Teal Inzunza, LMSW

October 25, 2023

Good afternoon, Chair Cabán. My name is Teal Inzunza. I am the Program Director of the Economic Empowerment Program at the Urban Resource Institute (URI). I also co-chair a citywide taskforce called the Domestic Violence and Economic Justice Taskforce, which is composed of advocates from around NYC. I am thankful for the opportunity to testify before you and share why the Support Survivors microgrants are essential for survivor safety in NYC.

URI is grateful to the New York Council for advocating to include the Support Survivors microgrant program in this year’s budget.  While advocates requested $6 million to fully fund the program, only $1.2 million was allocated. At $1.2 million, the program will only be able to provide $2,000 grants to 600 survivors. An infusion of $6 million would ensure that 2,250 survivors received at least $2000 in essential direct cash assistance.  Just for reference, there are over 4,100 households in domestic violence shelters on any given night; even with $6 million, only half of all households in shelter would be able to access this vital program. This does not even account for the hundreds of survivors that are still residing with their abusive partner or those that are unable to access shelter.  $1.2 million is simply not enough to meet the need.

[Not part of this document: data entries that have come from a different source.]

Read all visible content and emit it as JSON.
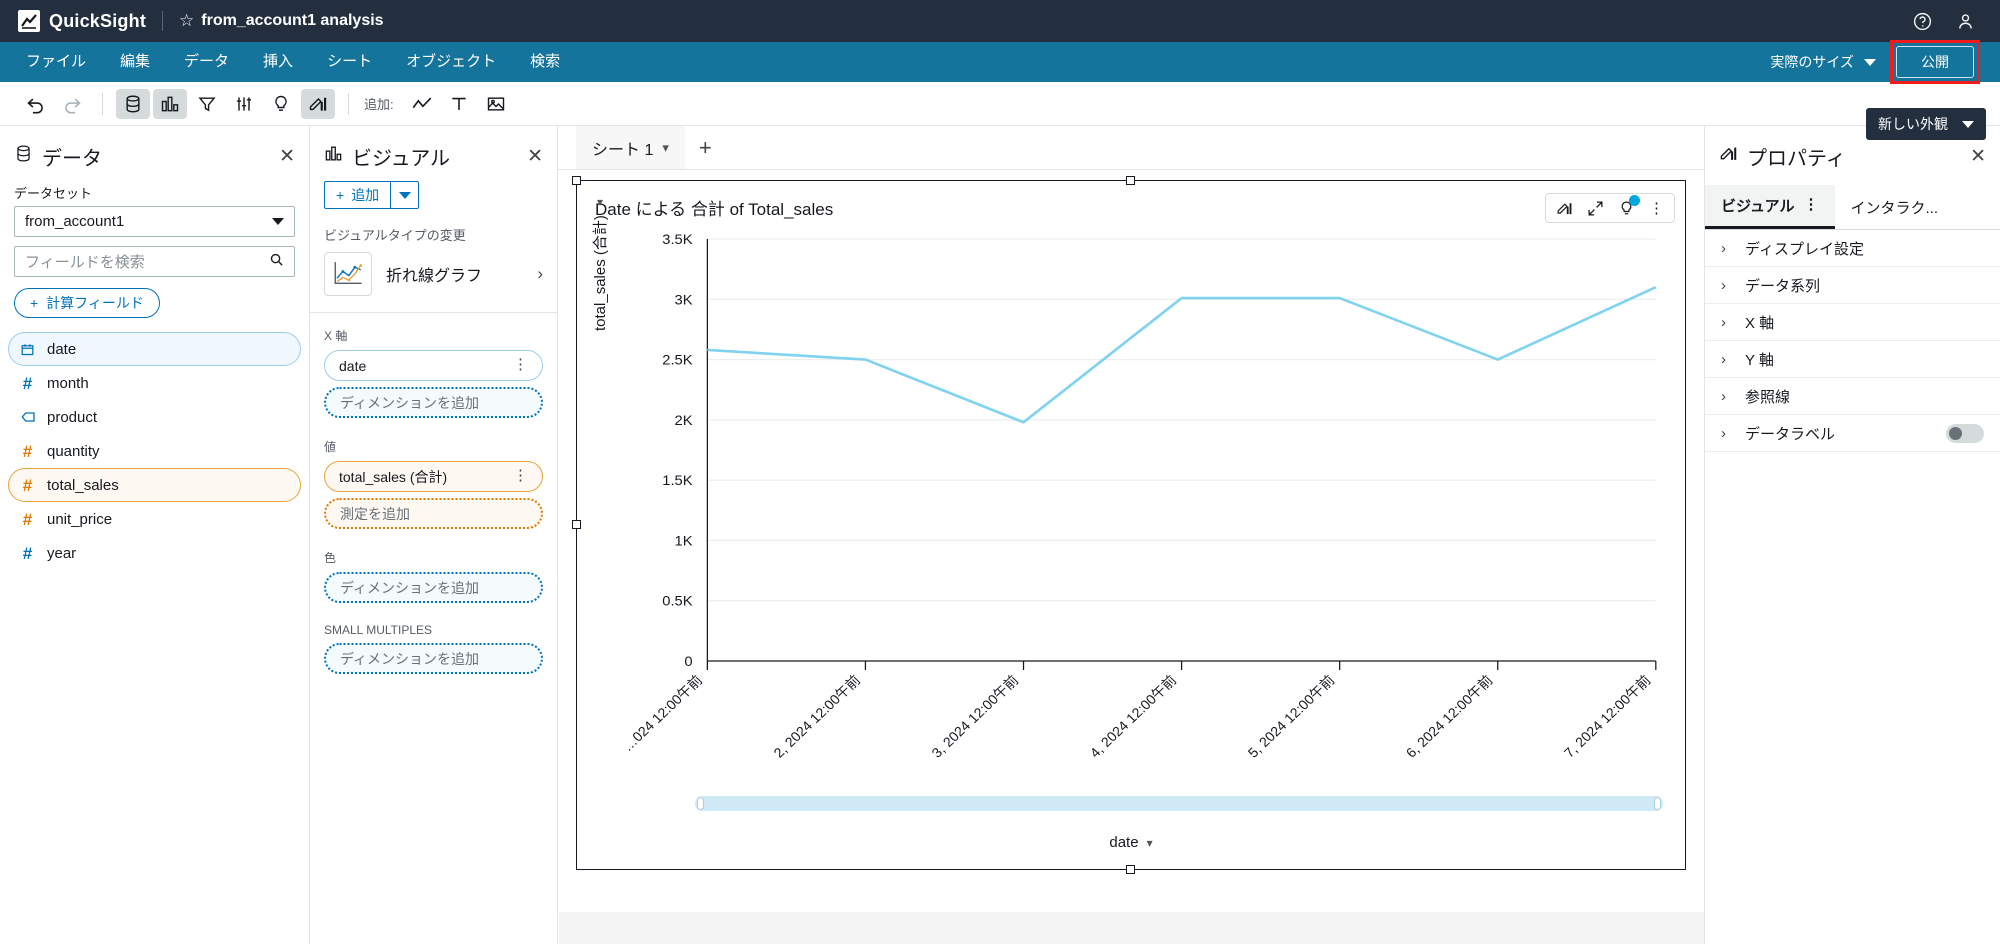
{
  "topbar": {
    "product_name": "QuickSight",
    "logo_icon": "quicksight-logo-icon",
    "star_icon": "star-outline-icon",
    "analysis_title": "from_account1 analysis",
    "help_icon": "help-circle-icon",
    "user_icon": "user-account-icon"
  },
  "menubar": {
    "items": [
      {
        "label": "ファイル",
        "name": "menu-file"
      },
      {
        "label": "編集",
        "name": "menu-edit"
      },
      {
        "label": "データ",
        "name": "menu-data"
      },
      {
        "label": "挿入",
        "name": "menu-insert"
      },
      {
        "label": "シート",
        "name": "menu-sheet"
      },
      {
        "label": "オブジェクト",
        "name": "menu-object"
      },
      {
        "label": "検索",
        "name": "menu-search"
      }
    ],
    "size_selector": "実際のサイズ",
    "publish_label": "公開",
    "publish_highlight_color": "#f01c1c"
  },
  "new_look": {
    "label": "新しい外観"
  },
  "toolbar": {
    "add_label": "追加:",
    "buttons": [
      {
        "name": "undo-icon",
        "state": "enabled"
      },
      {
        "name": "redo-icon",
        "state": "disabled"
      },
      {
        "name": "dataset-icon",
        "state": "active"
      },
      {
        "name": "visuals-icon",
        "state": "active"
      },
      {
        "name": "filter-icon",
        "state": "enabled"
      },
      {
        "name": "parameters-icon",
        "state": "enabled"
      },
      {
        "name": "insights-icon",
        "state": "enabled"
      },
      {
        "name": "themes-icon",
        "state": "active"
      },
      {
        "name": "add-line-chart-icon",
        "state": "enabled"
      },
      {
        "name": "add-text-icon",
        "state": "enabled"
      },
      {
        "name": "add-image-icon",
        "state": "enabled"
      }
    ]
  },
  "data_pane": {
    "title": "データ",
    "title_icon": "dataset-icon",
    "close_icon": "close-icon",
    "dataset_label": "データセット",
    "dataset_value": "from_account1",
    "search_placeholder": "フィールドを検索",
    "search_icon": "search-icon",
    "calculated_field_label": "計算フィールド",
    "fields": [
      {
        "name": "date",
        "type": "date",
        "icon": "calendar-icon",
        "color": "blue",
        "selected": "blue"
      },
      {
        "name": "month",
        "type": "number",
        "icon": "hash-icon",
        "color": "blue",
        "selected": "none"
      },
      {
        "name": "product",
        "type": "string",
        "icon": "tag-icon",
        "color": "blue",
        "selected": "none"
      },
      {
        "name": "quantity",
        "type": "number",
        "icon": "hash-icon",
        "color": "amber",
        "selected": "none"
      },
      {
        "name": "total_sales",
        "type": "number",
        "icon": "hash-icon",
        "color": "amber",
        "selected": "amber"
      },
      {
        "name": "unit_price",
        "type": "number",
        "icon": "hash-icon",
        "color": "amber",
        "selected": "none"
      },
      {
        "name": "year",
        "type": "number",
        "icon": "hash-icon",
        "color": "blue",
        "selected": "none"
      }
    ]
  },
  "visual_pane": {
    "title": "ビジュアル",
    "title_icon": "visuals-icon",
    "close_icon": "close-icon",
    "add_label": "追加",
    "change_type_label": "ビジュアルタイプの変更",
    "visual_type_name": "折れ線グラフ",
    "visual_type_icon": "line-chart-icon",
    "wells": [
      {
        "label": "X 軸",
        "name": "well-x-axis",
        "fields": [
          {
            "text": "date",
            "style": "filled-blue"
          }
        ],
        "drop_placeholder": "ディメンションを追加",
        "drop_style": "drop-blue"
      },
      {
        "label": "値",
        "name": "well-value",
        "fields": [
          {
            "text": "total_sales (合計)",
            "style": "filled-amber"
          }
        ],
        "drop_placeholder": "測定を追加",
        "drop_style": "drop-amber"
      },
      {
        "label": "色",
        "name": "well-color",
        "fields": [],
        "drop_placeholder": "ディメンションを追加",
        "drop_style": "drop-blue"
      },
      {
        "label": "SMALL MULTIPLES",
        "name": "well-small-multiples",
        "fields": [],
        "drop_placeholder": "ディメンションを追加",
        "drop_style": "drop-blue"
      }
    ]
  },
  "sheet": {
    "tab_label": "シート 1",
    "tab_chevron_icon": "chevron-down-icon",
    "add_sheet_icon": "plus-icon"
  },
  "visual": {
    "title": "Date による 合計 of Total_sales",
    "tools": [
      {
        "name": "visual-menu-format-icon",
        "badge": false
      },
      {
        "name": "maximize-icon",
        "badge": false
      },
      {
        "name": "insights-bulb-icon",
        "badge": true
      },
      {
        "name": "visual-kebab-menu-icon",
        "badge": false
      }
    ],
    "badge_color": "#00a8e1"
  },
  "chart_data": {
    "type": "line",
    "title": "Date による 合計 of Total_sales",
    "xlabel": "date",
    "ylabel": "total_sales (合計)",
    "ylim": [
      0,
      3500
    ],
    "grid": true,
    "legend": "none",
    "line_color": "#7fd3ee",
    "y_ticks": [
      "0",
      "0.5K",
      "1K",
      "1.5K",
      "2K",
      "2.5K",
      "3K",
      "3.5K"
    ],
    "y_tick_values": [
      0,
      500,
      1000,
      1500,
      2000,
      2500,
      3000,
      3500
    ],
    "x_tick_labels": [
      "…024 12:00午前",
      "2, 2024 12:00午前",
      "3, 2024 12:00午前",
      "4, 2024 12:00午前",
      "5, 2024 12:00午前",
      "6, 2024 12:00午前",
      "7, 2024 12:00午前"
    ],
    "categories": [
      "1",
      "2",
      "3",
      "4",
      "5",
      "6",
      "7"
    ],
    "values": [
      2580,
      2500,
      1980,
      3010,
      3010,
      2500,
      3100
    ],
    "series": [
      {
        "name": "total_sales (合計)",
        "values": [
          2580,
          2500,
          1980,
          3010,
          3010,
          2500,
          3100
        ]
      }
    ],
    "scrollbar_visible": true
  },
  "props_pane": {
    "title": "プロパティ",
    "title_icon": "themes-icon",
    "close_icon": "close-icon",
    "tabs": [
      {
        "label": "ビジュアル",
        "name": "tab-visual",
        "active": true,
        "kebab": true
      },
      {
        "label": "インタラク...",
        "name": "tab-interactions",
        "active": false,
        "kebab": false
      }
    ],
    "sections": [
      {
        "label": "ディスプレイ設定",
        "name": "prop-display-settings",
        "toggle": false
      },
      {
        "label": "データ系列",
        "name": "prop-data-series",
        "toggle": false
      },
      {
        "label": "X 軸",
        "name": "prop-x-axis",
        "toggle": false
      },
      {
        "label": "Y 軸",
        "name": "prop-y-axis",
        "toggle": false
      },
      {
        "label": "参照線",
        "name": "prop-reference-lines",
        "toggle": false
      },
      {
        "label": "データラベル",
        "name": "prop-data-labels",
        "toggle": true
      }
    ]
  }
}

It is important to understand that experiencing domestic or gender-based violence is extremely costly for survivors.  In a survey conducted by Free From, survivors overwhelmingly stated that direct cash assistance was their most urgent need to find safety. In this national survey, Free Form found that on average, survivors needed $730 to manage their urgent safety needs.  NYC is the most expensive city in the US and we as advocates know that the cost of safety is much higher here than in other places in the country.

It is vital that a survivor’s ability to access this funding is not tied to whether a survivor is 1) in shelter, 2) has dependents 3) is documented, or 4) has an open public assistance case.  Nearly all of New York City’s direct cash assistance programs have had one or more of these restrictions, which has left many of the most vulnerable survivors unable to access support.

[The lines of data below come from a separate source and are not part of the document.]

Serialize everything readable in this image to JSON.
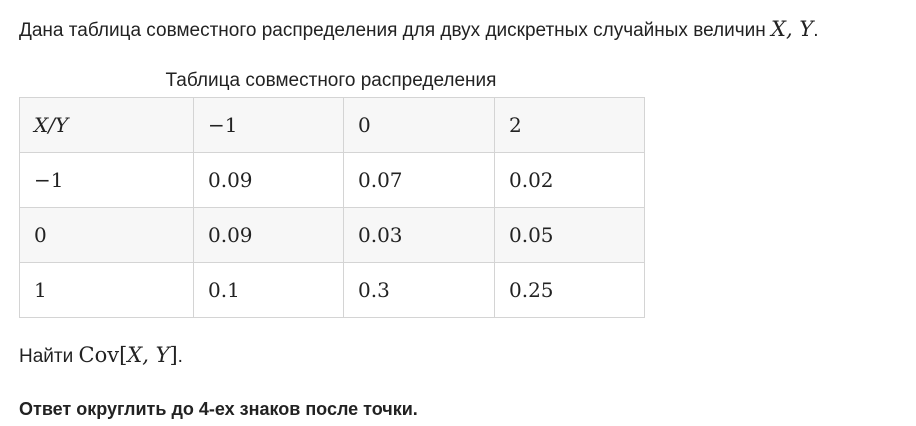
{
  "intro": {
    "text": "Дана таблица совместного распределения для двух дискретных случайных величин ",
    "math": "X, Y",
    "end": "."
  },
  "table": {
    "caption": "Таблица совместного распределения",
    "header": [
      "X/Y",
      "−1",
      "0",
      "2"
    ],
    "rows": [
      [
        "−1",
        "0.09",
        "0.07",
        "0.02"
      ],
      [
        "0",
        "0.09",
        "0.03",
        "0.05"
      ],
      [
        "1",
        "0.1",
        "0.3",
        "0.25"
      ]
    ]
  },
  "question": {
    "text": "Найти ",
    "func": "Cov",
    "open": "[",
    "args": "X, Y",
    "close": "]",
    "end": "."
  },
  "note": "Ответ округлить до 4-ех знаков после точки."
}
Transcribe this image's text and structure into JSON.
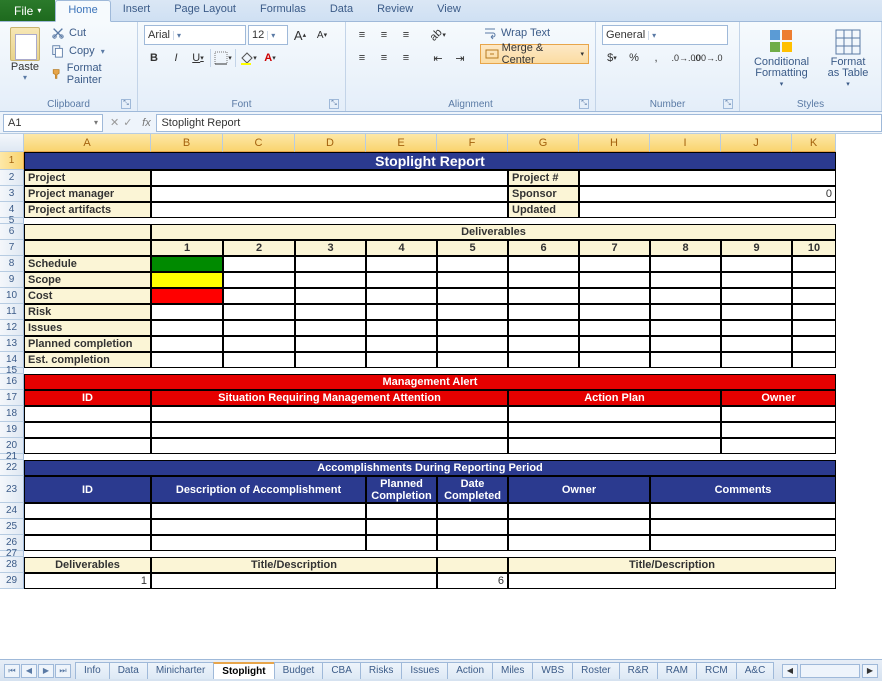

I have worked with survivors who have said that the small amount of money programs like Support Survivors provide could mean that they could move out of shelter and into a home or would not be forced to spend another night with their abusive partner or on the street or subway.

While the cost to the City to fully fund this program is $6 million, the cost to survivors who do not have access to direct cash assistance is often deadly.  Survivor’s needs are often urgent and high stakes.  Funding the Support Survivor microgrant program and ensuring that it quickly and efficiently implemented is crucial for survivor safety.

Thank you.